The association between unsafe sleep environments and sudden unexpected infant deaths has been recognized by death investigators and researchers for many years. The literature, including a number of recent publications, adds to the growing field of knowledge about infant deaths. Two articles of interest are: Sleep Environment Risks for Younger and Older Infants (Colvin, JD, Collie-Akers V, Schunn C, et al. Pediatrics 2014; 134: e406-e412); and the Registered Nurses’ Association of Ontario Working with Families to Promote Safe Sleep for Infants 0-12 months of age. The American Academy of Pediatrics released updated recommendations for a safe infant sleep environment: SIDS and Other Sleep-Related Infant Deaths: Updated 2016 Recommendations for a Safe Infant Sleeping Environment. Pediatrics. 2016;138(5):e20162938

Additional research and documentation of sleep environments at the time of death is necessary to help understand the cause and effect and identify potential prevention strategies. When it is believed that the sleep environment may have contributed to the death, it is included as a contributing factor on the Medical Certificate of Death. This will be captured as data which can be used to inform the development of public health policies and further research into unsafe sleep environments and the potential role in sudden and unexpected infant death.  This is reflected in Category 3A in Charts 10 and 11.   
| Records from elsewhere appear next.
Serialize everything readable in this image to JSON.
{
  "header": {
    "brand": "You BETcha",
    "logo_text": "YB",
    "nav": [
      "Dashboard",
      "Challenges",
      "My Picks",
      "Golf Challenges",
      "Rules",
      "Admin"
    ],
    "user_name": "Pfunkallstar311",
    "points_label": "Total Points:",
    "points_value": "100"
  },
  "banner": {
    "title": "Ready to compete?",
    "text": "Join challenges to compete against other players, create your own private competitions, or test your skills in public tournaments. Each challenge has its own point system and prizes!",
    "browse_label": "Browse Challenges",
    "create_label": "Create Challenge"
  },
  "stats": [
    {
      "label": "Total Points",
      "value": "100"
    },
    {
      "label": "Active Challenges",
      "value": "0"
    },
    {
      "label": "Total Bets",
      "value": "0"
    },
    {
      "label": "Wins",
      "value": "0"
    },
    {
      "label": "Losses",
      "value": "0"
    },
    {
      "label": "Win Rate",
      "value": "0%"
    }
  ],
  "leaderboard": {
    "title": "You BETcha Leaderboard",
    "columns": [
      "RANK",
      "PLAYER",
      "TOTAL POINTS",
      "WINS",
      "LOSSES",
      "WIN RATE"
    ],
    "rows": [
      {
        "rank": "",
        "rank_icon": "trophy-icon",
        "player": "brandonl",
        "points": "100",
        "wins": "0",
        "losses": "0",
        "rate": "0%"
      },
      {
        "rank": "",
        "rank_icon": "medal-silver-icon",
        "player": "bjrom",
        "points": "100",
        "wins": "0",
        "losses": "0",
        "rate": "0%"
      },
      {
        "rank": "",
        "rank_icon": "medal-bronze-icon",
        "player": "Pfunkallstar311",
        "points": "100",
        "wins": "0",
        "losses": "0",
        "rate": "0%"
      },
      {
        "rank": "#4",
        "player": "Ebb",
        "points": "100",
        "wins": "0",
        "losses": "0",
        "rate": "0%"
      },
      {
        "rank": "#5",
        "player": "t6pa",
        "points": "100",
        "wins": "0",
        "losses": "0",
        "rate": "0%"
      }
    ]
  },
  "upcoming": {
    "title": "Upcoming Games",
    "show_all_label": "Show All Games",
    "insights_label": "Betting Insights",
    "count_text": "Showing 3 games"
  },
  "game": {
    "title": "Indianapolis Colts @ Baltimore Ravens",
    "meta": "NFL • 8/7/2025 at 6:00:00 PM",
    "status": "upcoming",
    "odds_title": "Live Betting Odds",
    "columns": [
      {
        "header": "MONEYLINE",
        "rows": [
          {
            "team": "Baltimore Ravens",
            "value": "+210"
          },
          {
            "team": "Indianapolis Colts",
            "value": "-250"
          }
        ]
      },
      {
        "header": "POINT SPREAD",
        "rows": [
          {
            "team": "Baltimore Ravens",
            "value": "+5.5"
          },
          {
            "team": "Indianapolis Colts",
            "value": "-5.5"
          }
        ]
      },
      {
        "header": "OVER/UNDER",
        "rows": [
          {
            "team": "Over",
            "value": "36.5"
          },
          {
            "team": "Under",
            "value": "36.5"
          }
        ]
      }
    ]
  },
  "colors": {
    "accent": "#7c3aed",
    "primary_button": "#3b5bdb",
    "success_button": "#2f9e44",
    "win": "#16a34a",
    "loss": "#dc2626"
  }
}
While the DU5C recognizes the convention of not including contributing factors when the cause of death is undetermined, the committee believes that these cases are a special group and deserve a unique approach. The committee maintains that entering potential contributing factors on the Medical Certificate of Death is more inclusive and recognizes the scope of the death investigation. Similar to the identification of SIDS as a special group, this may allow easier identification for further case study, facilitating future research and potentially informing a public safety approach.

Unsafe sleep environment – What is the data?

Review of Charts 11 demonstrates that there were 45 infant deaths reviewed by the DU5C in 2018  where the manner was deemed to be undetermined (Categories 3A + 3B + 4 and one from category 1). There were 41 (54%) cases (40 were classified as 3A and one was classified as 1) where sleep circumstances may have been a contributing factor.